When you file bankruptcy, you are seeking to discharge (or wipe out) your debts. Most debts can be wiped out in bankruptcy. However, there are certain debts which survive bankruptcy. The list is fairly long, but it is easiest to describe these debts as priority debts, or more simply put, “government stuff.”
You will not get a discharge of most tax debts (unless they’re more than 3 years old, for personal income tax, etc.), you cannot discharge student loans, you cannot discharge criminal restitution, and you cannot discharge domestic support obligations (“DSO”) such as child support and alimony. Government stuff survives bankuptcy.
What gets a little more confusing is whether you can discharge debts arising out of a divorce or separation agreement. For example, you get divorced and agree to pay the $10,000 AmEx bill. You can go bankrupt and wipe out your liability to AmEx. However, when they eventually sue your ex-wife, she has a claim against you for the amount of money she pays AmEx to go away, because bankruptcy does not discharge your liability to her for that debt which arose out of the divorce or separation agreement. In practical terms, though, if you are filing for bankruptcy, the odds are that your ex is close to filing too, and this may be a moot point.

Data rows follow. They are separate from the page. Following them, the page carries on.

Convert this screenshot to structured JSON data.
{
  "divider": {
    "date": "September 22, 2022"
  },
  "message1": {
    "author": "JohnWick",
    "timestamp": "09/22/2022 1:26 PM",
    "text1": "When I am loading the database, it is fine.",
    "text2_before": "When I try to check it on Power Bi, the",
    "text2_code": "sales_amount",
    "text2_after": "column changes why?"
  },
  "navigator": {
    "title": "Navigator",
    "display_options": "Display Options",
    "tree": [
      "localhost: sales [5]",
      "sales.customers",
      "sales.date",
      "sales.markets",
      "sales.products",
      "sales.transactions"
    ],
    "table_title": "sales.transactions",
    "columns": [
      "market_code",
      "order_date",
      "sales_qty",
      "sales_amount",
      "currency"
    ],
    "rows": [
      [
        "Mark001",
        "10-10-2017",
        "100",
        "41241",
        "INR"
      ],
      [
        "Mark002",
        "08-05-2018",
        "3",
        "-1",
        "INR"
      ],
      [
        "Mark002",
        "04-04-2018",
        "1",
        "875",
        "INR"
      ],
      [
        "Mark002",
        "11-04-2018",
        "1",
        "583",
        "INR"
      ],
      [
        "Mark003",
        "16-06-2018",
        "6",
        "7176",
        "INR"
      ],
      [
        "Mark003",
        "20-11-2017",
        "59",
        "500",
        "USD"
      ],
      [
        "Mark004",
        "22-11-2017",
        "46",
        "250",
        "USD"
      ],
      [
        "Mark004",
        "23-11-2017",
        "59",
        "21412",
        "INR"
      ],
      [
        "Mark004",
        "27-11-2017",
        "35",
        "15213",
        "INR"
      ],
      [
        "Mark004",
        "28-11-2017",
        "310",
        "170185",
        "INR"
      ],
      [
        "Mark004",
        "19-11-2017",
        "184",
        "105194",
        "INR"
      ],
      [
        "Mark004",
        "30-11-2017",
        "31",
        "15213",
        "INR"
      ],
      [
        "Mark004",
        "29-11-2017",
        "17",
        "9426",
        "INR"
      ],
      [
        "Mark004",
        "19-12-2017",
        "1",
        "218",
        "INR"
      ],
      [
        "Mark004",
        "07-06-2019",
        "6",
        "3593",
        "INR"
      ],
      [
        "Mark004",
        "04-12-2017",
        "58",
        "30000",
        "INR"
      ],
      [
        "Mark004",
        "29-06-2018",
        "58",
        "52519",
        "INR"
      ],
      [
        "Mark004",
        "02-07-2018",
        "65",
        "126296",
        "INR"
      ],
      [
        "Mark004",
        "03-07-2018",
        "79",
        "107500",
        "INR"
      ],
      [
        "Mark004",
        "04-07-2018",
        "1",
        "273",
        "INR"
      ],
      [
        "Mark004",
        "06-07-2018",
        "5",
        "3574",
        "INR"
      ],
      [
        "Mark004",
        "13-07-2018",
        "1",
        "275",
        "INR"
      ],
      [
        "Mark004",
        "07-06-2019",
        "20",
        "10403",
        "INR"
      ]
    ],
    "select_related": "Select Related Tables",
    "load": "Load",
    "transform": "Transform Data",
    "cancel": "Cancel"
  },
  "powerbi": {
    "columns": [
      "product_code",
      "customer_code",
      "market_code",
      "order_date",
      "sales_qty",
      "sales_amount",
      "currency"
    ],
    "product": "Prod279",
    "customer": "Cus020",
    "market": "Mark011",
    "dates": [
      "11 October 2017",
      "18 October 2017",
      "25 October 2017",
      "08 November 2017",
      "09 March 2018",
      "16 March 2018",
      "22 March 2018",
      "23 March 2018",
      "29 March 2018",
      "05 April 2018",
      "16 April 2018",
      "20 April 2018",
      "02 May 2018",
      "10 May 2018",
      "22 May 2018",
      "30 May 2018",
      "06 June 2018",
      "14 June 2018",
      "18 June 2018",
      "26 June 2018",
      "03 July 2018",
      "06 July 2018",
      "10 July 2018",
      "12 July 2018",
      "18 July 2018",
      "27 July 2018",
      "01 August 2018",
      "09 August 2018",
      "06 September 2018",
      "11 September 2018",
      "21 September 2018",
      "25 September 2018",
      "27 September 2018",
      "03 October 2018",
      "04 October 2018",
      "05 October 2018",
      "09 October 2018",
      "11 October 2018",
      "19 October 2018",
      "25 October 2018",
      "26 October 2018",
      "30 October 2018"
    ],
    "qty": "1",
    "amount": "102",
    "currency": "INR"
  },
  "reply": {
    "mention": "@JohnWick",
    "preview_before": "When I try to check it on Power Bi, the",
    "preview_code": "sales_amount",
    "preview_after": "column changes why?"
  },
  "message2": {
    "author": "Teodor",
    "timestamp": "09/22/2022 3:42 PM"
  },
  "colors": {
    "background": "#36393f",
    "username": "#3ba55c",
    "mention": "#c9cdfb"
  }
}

This is not legal advice. If you need help go to www.robertspaynelaw.com.
If you would like a more technical answer, then according to uscourts.gov,
Not all debts are discharged. The debts discharged vary under each chapter of the Bankruptcy Code. Section 523(a) of the Code specifically excepts various categories of debts from the discharge granted to individual debtors. Therefore, the debtor must still repay those debts after bankruptcy. Congress has determined that these types of debts are not dischargeable for public policy reasons (based either on the nature of the debt or the fact that the debts were incurred due to improper behavior of the debtor, such as the debtor’s drunken driving).
There are 19 categories of debt excepted from discharge under chapters 7, 11, and 12. A more limited list of exceptions applies to cases under chapter 13.
Generally speaking, the exceptions to discharge apply automatically if the language prescribed by section 523(a) applies. The most common types of nondischargeable debts are certain types of tax claims, debts not set forth by the debtor on the lists and schedules the debtor must file with the court, debts for spousal or child support or alimony, debts for willful and malicious injuries to person or property, debts to governmental units for fines and penalties, debts for most government funded or guaranteed educational loans or benefit overpayments, debts for personal injury caused by the debtor’s operation of a motor vehicle while intoxicated, debts owed to certain tax-advantaged retirement plans, and debts for certain condominium or cooperative housing fees.